Daunting as the task might seem, Biden has reason to believe the wind is at his back. Above all, these measures are very popular among voters. Sixty-five per cent of respondents to a recent Quinnipiac poll supported the bipartisan infrastructure proposal, and 62 per cent are in favour of the Democrats’ reconciliation plan. These levels of support are echoed in other polls, even including a Fox News poll.
The reason is simple. Most Americans see Biden’s policies as benefiting the rich, poor and middle class alike, so he is avoiding the divisions that Trump traded on. Employment is up, unemployment is down, and hourly rates in low-wage industries are finally starting to climb.
Biden can also rely on the expertise of Pelosi, Senate majority leader Chuck Schumer and his own White House aides to wrangle and cajole congressional Democrats, and juggle their concerns and needs against those of the president.
At the same time, though, other urgent and contentious issues are looming. Unless legislation to fund public agencies is enacted in a timely fashion, a government shutdown is on the cards after the end of the government’s financial year on 30 September. The federal debt limit, already extended by extraordinary measures, must be extended by November.
Important constituencies are eager to see action on voting rights, gun control and social justice reforms. And the pandemic is far from beaten. The partisan divide on issues like masks and social isolation, combined with the conspiracy theories, misinformation and hesitancy, means this is now a pandemic of the unvaccinated. The momentum of the vaccinations has slowed and the Biden administration is struggling to revive it in the states and counties where resistance is high.
Biden’s approval ratings have taken a small hit as a result, although his handling of the pandemic still attracts 55 per cent approval. The most recent Reuters/Ipsos poll found 51 per cent of those surveyed approved of his overall performance and 45 per cent disapproved. (At the same point in his presidency, Trump’s approval rating was 37 per cent.) The same polling found that public health was the key issue for both Democrats and Republicans, ahead of the economy, the environment, healthcare and immigration.
Biden knows his window of opportunity is closing. What doesn’t get legislated by Christmas won’t get done once next year’s midterm elections are looming — a key argument that should work to keep congressional Democrats aligned on the votes ahead. The enactment of these two legislative packages is imperative both for the perceived success of Biden’s first term and for Democrats to have any chance of overturning precedent and keeping their (already razor-thin) majorities in the House and the Senate.
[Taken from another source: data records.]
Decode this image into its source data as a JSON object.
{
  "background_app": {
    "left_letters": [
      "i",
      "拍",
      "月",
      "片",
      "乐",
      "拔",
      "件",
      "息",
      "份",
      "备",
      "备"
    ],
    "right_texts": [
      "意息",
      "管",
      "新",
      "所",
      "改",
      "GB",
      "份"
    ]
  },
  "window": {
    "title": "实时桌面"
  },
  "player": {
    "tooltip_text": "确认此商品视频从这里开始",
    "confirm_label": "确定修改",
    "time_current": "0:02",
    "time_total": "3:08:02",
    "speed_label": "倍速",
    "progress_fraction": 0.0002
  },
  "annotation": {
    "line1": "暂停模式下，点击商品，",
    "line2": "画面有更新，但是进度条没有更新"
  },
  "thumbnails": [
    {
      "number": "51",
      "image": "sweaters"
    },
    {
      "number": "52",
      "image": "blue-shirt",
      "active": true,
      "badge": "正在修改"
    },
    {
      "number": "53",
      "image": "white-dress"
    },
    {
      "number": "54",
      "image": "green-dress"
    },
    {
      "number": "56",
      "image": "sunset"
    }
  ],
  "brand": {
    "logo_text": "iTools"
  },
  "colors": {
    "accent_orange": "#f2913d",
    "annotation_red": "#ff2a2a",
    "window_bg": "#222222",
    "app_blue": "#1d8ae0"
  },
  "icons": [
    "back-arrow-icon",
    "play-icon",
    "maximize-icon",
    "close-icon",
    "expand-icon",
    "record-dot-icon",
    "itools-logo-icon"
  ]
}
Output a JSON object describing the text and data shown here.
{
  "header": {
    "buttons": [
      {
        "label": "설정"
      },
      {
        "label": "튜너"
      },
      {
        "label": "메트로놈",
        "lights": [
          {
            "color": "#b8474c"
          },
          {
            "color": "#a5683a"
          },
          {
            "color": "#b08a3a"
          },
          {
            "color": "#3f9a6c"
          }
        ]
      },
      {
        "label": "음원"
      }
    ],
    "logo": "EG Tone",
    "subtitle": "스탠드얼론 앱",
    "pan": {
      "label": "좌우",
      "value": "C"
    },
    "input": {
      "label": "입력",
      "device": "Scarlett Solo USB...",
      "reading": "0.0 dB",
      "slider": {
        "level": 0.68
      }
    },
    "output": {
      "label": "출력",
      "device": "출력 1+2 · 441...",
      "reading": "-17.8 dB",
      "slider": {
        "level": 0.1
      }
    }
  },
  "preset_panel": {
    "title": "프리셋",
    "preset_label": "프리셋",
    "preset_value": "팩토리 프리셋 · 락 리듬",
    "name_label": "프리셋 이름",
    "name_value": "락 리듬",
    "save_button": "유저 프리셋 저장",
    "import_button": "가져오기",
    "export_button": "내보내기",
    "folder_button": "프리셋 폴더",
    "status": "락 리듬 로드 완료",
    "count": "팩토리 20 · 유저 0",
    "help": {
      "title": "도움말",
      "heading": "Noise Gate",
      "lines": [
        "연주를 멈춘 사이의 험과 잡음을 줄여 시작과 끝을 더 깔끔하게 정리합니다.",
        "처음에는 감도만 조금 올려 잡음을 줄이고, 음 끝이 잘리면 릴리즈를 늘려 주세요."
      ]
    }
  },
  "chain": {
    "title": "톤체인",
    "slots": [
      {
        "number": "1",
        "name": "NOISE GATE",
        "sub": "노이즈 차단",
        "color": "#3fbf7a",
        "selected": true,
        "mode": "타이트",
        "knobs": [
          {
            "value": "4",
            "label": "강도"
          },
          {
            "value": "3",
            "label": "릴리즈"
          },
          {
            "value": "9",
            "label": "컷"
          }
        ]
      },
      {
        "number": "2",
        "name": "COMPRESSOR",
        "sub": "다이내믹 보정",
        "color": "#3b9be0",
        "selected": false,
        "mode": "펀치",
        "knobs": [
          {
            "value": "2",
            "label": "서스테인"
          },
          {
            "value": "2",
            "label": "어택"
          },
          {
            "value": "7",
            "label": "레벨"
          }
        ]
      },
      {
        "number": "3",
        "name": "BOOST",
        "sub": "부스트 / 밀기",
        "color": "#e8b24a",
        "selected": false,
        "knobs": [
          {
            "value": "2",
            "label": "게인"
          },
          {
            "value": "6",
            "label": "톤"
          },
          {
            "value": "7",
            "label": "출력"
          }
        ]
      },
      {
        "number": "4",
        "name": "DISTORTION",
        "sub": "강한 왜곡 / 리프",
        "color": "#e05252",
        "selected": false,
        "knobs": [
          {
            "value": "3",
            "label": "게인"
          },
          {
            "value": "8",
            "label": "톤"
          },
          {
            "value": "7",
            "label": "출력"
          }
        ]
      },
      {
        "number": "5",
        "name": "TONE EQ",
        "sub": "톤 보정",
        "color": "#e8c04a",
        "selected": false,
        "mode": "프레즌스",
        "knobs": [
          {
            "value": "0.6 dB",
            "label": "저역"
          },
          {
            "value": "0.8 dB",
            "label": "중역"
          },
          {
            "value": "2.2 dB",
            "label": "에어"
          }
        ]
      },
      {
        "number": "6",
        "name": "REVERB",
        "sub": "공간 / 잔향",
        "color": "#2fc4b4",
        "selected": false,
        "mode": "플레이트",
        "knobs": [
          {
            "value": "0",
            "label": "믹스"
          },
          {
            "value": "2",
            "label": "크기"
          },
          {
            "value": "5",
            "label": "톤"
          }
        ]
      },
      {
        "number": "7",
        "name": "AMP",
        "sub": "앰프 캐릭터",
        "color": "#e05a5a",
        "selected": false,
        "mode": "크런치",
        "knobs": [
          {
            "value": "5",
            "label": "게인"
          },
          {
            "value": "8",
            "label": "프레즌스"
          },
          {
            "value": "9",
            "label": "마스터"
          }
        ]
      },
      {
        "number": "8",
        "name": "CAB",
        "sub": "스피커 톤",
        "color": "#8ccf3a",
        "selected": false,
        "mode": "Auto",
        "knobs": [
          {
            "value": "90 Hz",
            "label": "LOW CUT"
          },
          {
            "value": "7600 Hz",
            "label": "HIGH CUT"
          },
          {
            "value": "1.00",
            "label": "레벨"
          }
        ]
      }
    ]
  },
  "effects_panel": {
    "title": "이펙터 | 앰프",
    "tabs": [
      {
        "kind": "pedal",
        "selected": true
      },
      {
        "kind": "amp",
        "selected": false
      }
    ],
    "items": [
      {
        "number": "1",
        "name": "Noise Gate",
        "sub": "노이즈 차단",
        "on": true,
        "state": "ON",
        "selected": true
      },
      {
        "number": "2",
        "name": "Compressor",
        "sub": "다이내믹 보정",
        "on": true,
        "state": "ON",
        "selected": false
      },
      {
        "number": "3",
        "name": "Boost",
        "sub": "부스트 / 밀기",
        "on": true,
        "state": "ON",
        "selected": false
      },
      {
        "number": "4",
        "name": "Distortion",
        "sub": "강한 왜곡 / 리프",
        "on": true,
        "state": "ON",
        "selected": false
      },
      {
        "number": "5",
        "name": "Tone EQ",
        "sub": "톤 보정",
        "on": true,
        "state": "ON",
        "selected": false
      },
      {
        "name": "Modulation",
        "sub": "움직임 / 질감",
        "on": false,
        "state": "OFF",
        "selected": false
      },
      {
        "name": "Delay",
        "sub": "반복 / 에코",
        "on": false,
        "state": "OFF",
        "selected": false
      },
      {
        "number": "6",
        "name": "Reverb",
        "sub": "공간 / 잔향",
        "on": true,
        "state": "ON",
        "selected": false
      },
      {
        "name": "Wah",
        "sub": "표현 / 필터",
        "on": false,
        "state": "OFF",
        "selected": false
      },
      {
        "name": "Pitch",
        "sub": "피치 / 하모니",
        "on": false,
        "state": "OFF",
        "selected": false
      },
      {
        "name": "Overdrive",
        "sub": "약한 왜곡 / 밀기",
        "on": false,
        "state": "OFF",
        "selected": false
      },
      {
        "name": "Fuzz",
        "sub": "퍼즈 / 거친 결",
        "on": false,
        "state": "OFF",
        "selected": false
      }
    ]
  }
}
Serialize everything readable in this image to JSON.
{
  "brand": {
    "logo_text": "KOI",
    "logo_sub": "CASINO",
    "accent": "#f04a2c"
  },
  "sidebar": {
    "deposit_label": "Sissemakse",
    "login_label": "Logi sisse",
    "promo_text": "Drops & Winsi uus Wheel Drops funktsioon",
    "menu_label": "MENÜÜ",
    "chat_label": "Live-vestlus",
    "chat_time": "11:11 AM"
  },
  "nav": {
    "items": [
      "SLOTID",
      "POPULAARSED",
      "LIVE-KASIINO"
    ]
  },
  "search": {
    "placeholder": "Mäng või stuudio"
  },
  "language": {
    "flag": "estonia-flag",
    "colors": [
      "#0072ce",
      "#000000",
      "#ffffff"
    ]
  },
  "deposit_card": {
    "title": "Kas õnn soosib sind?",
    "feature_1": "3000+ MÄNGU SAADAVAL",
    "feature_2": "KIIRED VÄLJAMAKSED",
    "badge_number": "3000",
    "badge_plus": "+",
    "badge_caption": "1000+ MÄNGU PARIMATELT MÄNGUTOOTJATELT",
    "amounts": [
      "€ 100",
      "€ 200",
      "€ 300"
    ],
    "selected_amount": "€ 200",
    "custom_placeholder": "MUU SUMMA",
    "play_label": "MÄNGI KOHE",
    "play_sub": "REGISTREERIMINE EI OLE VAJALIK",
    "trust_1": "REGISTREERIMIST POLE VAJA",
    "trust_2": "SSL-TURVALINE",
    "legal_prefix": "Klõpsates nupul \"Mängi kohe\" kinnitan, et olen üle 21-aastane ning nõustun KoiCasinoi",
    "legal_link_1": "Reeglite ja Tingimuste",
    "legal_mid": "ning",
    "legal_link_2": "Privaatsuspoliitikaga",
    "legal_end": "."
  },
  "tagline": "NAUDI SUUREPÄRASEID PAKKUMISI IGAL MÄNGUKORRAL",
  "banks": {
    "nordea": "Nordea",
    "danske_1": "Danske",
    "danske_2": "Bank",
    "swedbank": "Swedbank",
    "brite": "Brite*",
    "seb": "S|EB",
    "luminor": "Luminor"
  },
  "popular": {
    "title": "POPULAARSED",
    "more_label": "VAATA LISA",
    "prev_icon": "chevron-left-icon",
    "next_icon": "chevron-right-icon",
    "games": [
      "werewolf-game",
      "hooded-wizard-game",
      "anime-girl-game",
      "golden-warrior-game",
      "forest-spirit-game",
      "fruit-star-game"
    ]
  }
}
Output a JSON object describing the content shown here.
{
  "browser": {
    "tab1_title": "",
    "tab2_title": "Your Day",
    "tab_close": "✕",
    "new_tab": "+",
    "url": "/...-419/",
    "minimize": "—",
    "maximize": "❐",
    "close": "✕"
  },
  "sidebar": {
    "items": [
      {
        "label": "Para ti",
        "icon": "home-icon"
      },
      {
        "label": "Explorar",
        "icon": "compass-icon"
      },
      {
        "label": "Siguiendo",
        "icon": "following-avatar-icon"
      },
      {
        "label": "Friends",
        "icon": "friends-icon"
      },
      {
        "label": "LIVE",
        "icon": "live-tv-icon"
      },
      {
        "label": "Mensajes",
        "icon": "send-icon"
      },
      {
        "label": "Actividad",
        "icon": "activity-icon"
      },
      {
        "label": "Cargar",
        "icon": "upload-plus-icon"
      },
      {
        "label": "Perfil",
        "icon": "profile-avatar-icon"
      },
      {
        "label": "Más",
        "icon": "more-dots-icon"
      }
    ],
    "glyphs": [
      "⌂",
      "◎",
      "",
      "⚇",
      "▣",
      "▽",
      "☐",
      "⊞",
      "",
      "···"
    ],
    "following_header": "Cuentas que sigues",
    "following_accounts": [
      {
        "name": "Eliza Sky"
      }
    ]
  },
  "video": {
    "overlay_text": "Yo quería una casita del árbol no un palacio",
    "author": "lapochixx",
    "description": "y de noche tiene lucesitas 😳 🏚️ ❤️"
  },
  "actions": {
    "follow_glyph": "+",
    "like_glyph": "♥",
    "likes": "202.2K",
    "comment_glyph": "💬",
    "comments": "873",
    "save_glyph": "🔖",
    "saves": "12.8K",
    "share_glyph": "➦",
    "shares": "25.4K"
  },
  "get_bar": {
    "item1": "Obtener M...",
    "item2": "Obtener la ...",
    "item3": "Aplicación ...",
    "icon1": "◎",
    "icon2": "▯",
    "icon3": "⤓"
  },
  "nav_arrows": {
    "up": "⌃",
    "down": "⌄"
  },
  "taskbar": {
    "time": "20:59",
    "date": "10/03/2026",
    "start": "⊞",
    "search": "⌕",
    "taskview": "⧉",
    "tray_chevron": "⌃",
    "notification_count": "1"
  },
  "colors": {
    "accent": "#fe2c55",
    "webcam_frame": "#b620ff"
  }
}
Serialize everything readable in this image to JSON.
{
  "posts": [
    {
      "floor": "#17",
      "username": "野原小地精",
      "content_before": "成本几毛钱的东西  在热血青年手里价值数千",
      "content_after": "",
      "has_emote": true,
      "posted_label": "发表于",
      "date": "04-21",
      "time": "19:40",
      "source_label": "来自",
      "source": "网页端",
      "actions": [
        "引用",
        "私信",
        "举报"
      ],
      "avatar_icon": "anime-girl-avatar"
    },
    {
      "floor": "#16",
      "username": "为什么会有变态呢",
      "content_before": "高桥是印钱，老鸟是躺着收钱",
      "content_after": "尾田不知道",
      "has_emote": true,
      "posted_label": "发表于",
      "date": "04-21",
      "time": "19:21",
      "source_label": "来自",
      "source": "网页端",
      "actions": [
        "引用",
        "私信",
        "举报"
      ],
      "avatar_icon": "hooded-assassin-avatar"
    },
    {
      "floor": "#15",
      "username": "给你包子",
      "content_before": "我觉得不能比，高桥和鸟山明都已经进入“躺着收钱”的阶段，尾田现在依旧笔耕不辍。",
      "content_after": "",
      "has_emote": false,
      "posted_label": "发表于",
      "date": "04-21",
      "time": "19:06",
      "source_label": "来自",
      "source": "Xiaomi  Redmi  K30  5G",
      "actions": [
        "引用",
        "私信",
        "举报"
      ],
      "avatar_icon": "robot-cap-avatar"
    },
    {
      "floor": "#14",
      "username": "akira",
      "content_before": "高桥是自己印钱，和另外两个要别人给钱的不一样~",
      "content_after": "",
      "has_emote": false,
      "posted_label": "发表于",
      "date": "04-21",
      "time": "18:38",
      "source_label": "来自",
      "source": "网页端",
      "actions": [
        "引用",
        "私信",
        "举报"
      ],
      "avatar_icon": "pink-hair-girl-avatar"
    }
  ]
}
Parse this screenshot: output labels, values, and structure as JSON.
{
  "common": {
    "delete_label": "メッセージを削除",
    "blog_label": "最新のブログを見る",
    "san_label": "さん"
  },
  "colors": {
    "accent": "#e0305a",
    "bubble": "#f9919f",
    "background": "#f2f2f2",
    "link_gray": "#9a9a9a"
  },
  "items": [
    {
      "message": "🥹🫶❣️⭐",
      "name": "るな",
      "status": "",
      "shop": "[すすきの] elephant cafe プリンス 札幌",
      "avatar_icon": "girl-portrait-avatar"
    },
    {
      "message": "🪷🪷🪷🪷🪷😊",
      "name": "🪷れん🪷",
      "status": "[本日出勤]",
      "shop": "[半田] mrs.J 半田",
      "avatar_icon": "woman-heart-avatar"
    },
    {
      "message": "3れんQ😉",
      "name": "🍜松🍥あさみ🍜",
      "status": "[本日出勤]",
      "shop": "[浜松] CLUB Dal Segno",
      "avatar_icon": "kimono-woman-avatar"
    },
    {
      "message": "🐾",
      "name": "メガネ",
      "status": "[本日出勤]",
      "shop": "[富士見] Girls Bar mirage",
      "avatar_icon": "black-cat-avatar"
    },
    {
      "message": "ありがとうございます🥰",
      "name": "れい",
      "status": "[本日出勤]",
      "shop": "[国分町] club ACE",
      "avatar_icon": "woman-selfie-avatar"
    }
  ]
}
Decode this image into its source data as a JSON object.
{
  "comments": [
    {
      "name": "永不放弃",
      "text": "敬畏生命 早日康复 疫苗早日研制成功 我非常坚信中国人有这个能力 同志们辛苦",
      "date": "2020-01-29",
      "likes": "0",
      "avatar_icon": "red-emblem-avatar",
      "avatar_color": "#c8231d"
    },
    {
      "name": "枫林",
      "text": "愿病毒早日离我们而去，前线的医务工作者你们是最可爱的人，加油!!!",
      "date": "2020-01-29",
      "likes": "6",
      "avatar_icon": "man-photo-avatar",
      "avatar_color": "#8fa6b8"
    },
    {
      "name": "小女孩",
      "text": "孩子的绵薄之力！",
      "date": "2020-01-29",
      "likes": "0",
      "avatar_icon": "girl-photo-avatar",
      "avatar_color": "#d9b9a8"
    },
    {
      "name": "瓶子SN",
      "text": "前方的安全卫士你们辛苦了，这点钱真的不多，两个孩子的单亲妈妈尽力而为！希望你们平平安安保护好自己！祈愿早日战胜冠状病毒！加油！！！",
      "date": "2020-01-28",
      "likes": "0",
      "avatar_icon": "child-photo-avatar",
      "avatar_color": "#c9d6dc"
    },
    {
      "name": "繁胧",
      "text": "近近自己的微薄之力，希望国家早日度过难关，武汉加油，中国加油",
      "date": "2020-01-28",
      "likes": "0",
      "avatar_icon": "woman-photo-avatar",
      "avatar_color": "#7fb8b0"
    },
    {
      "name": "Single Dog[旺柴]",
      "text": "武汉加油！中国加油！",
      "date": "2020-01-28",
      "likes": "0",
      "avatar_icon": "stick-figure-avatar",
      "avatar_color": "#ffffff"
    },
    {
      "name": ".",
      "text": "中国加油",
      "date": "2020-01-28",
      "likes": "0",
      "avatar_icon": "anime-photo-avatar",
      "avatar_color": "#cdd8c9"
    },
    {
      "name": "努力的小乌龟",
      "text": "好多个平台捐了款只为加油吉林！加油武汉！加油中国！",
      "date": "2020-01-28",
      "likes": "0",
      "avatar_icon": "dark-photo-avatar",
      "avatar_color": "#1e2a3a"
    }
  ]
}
The elephant lurking in the room is Trump. He has a war chest and is intervening in Republican primaries, determined to punish enemies, keep his agenda at the centre of the party and keep himself in the media spotlight. Some fear that the 2022 elections, at least in part, will be a referendum on Trump rather than Biden, particularly if Trump makes them a form of revenge for his 2020 loss.
Biden’s response is to reach out to disaffected Republicans and independents, and his legislative efforts are helping to garner their support. The early success of his infrastructure deal has helped loosen Trump’s grip on Republicans’ decision-making, vindicated the president’s faith in bipartisanship, and affirmed the rationale for his presidency. As he said following Senate passage of his infrastructure bill, “This is what I call governing.” •